s o

s o


1 000





















1 000


4.3 Special Weirs

Rock fill weirs are often applied as regulating structures e.g. bottom drops in small watercourses. Various dam sections can be used depending on the construction methods (Figure 20). The relationship between overfalling discharge and hydraulic characteristics is the same but the discharge coefficient depends, besides the characteristics of M, a and h, on the type, the material and the construction method of the weir, and varies from 0.5 to 0.65.

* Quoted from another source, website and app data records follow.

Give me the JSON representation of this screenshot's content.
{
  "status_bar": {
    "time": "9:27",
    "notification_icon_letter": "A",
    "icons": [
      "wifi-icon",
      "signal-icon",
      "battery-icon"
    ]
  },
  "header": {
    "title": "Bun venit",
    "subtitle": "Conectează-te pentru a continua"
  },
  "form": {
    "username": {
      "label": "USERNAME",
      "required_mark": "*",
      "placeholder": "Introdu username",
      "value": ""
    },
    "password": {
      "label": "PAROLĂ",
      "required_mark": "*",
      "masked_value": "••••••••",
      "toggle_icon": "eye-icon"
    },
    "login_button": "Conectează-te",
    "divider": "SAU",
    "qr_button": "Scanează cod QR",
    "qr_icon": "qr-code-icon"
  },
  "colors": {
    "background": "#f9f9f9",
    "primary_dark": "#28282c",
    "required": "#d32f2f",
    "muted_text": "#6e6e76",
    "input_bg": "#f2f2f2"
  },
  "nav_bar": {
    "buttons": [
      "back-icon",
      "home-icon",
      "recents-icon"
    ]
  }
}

Circular weirs are often used as spillway shafts for maintaining a nearly constant water level in a reservoir or pond (Figure 16f). The vertical section (Figure 21) of the so called "morning glory" type illustrates its functioning. The usual relationship can be applied for calculating discharge but 2p R is substituted for b. Because of the favourable shaping of the entrance section a relatively high discharge coefficient exists, between 0.5 and 0.8, with a decreasing coefficient as weir head is increased. This structure can function as a circular weir only up to a certain limit of weir head, ho , the corresponding discharge, Qo , of which equals the discharge capacity of the shaft. The discharge capacity of the shaft can be approximated by a "short pipeline" calculation. If the actual discharge exceeds the discharge capacity of the shaft then the free overfall transforms into submerged overfall which results in an increased level in the headwater. By further increasing discharge the structure will be submerged and it will function as a short pipeline with a favourable "bell mouth" entrance. This indicates how important the determination of the discharge capacity of the structure is.

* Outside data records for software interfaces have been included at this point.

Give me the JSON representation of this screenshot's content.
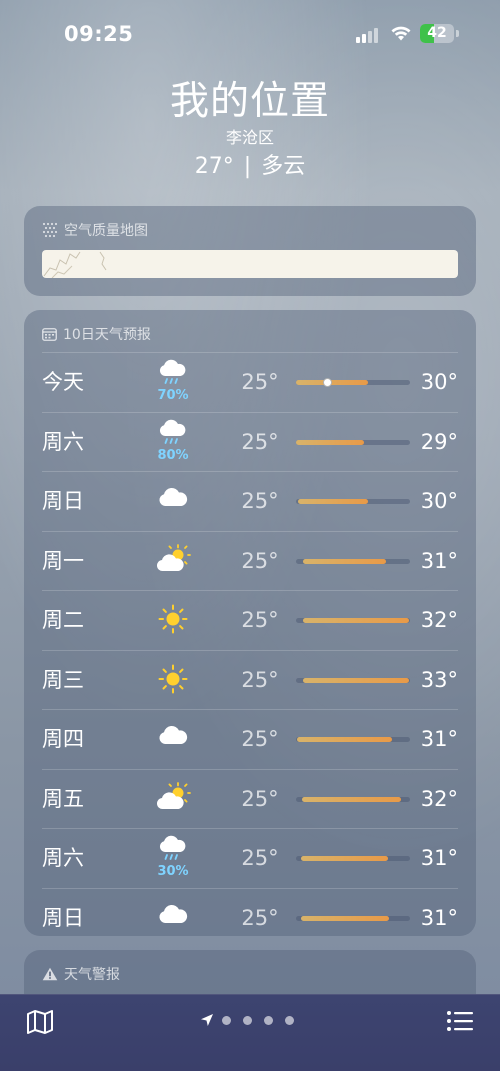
{
  "status": {
    "time": "09:25",
    "battery": "42",
    "battery_level": 42
  },
  "header": {
    "city": "我的位置",
    "district": "李沧区",
    "temp": "27°",
    "separator": "|",
    "condition": "多云"
  },
  "air_quality": {
    "title": "空气质量地图"
  },
  "forecast": {
    "title": "10日天气预报",
    "days": [
      {
        "day": "今天",
        "icon": "rain-icon",
        "pct": "70%",
        "lo": "25°",
        "hi": "30°",
        "bar_start": 0.0,
        "bar_end": 0.63,
        "current": 0.27
      },
      {
        "day": "周六",
        "icon": "rain-icon",
        "pct": "80%",
        "lo": "25°",
        "hi": "29°",
        "bar_start": 0.0,
        "bar_end": 0.6
      },
      {
        "day": "周日",
        "icon": "cloud-icon",
        "pct": "",
        "lo": "25°",
        "hi": "30°",
        "bar_start": 0.02,
        "bar_end": 0.63
      },
      {
        "day": "周一",
        "icon": "sun-cloud-icon",
        "pct": "",
        "lo": "25°",
        "hi": "31°",
        "bar_start": 0.06,
        "bar_end": 0.79
      },
      {
        "day": "周二",
        "icon": "sun-icon",
        "pct": "",
        "lo": "25°",
        "hi": "32°",
        "bar_start": 0.06,
        "bar_end": 0.99
      },
      {
        "day": "周三",
        "icon": "sun-icon",
        "pct": "",
        "lo": "25°",
        "hi": "33°",
        "bar_start": 0.06,
        "bar_end": 0.99
      },
      {
        "day": "周四",
        "icon": "cloud-icon",
        "pct": "",
        "lo": "25°",
        "hi": "31°",
        "bar_start": 0.01,
        "bar_end": 0.84
      },
      {
        "day": "周五",
        "icon": "sun-cloud-icon",
        "pct": "",
        "lo": "25°",
        "hi": "32°",
        "bar_start": 0.05,
        "bar_end": 0.92
      },
      {
        "day": "周六",
        "icon": "rain-icon",
        "pct": "30%",
        "lo": "25°",
        "hi": "31°",
        "bar_start": 0.04,
        "bar_end": 0.81
      },
      {
        "day": "周日",
        "icon": "cloud-icon",
        "pct": "",
        "lo": "25°",
        "hi": "31°",
        "bar_start": 0.04,
        "bar_end": 0.82
      }
    ]
  },
  "alert": {
    "title": "天气警报"
  },
  "toolbar": {
    "map_icon": "map-icon",
    "list_icon": "list-icon",
    "location_icon": "location-arrow-icon",
    "page_count": 4
  },
  "colors": {
    "bar_start": "#d8b36a",
    "bar_end": "#e89a48",
    "precip": "#7fd3ff",
    "battery": "#3fc14a",
    "toolbar": "#3d4470"
  }
}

The limit of oblique weirs (Figure 16b) is the side weir of Figure 22, the crest of which is parallel to the main flow direction. The discharge capacity of a side weir is significantly less than that of a weir with a crest perpendicular to the main flow direction. As illustrated in Figure 22 the weir head varies along the crest and the maximum is reached at the downstream end of the crest. The discharge capacity of the side weir can be approximated using this maximum weir head, h, with a discharge coefficient corresponding to the actual types of weir and overfall, respectively, but it has to be multiplied by the side coefficient which can be estimated (Pawlowsky and Engels) as


So the overfall discharge equals


in which m as the relevant one of the discharge coefficients, can be applied.

4.4 The Tailwater Apron Following Weirs

The sudden variation in water depth and mean velocity over weirs is similar to that which has been illustrated in the previous section concerning outflow under gates and movable weirs. The consequences of these variations are obvious: a siltation process can be foreseen in the headwater, and a scouring in the tailwater will endanger the stability of the structure if no appropriate tailwater apron is constructed.

The same considerations can be applied as in designing a tailwater apron to a fixed weir, with the amendments summarized below.

The shape and the geometric and kinematic characteristics of a nappe (jet) have been illustrated. These can also be applied in designing the tailwater apron as follows:

a) The distance between the downstream edge of the weir crest and the cross-section "0-0" of the tailwater apron can be estimated by rearranging Equation (4.15)


b) The water depth of the shooting flow in cross-section "0-0" can be approximated by the relevant thickness of the nappe and can be calculated by rearranging Equation (4.14)


c) Considerations a), b) and d) of the computations in Section 3 apply with the only difference that instead of e and e e (or 0.6 e) always lo (Equation 4.24) and Do (Equation 4.25), respectively, should be understood.

Figure 21. Morning glory (vertical section)

Figure 22. Side weir in plan and cross section

Previous Page Top of Page Next Page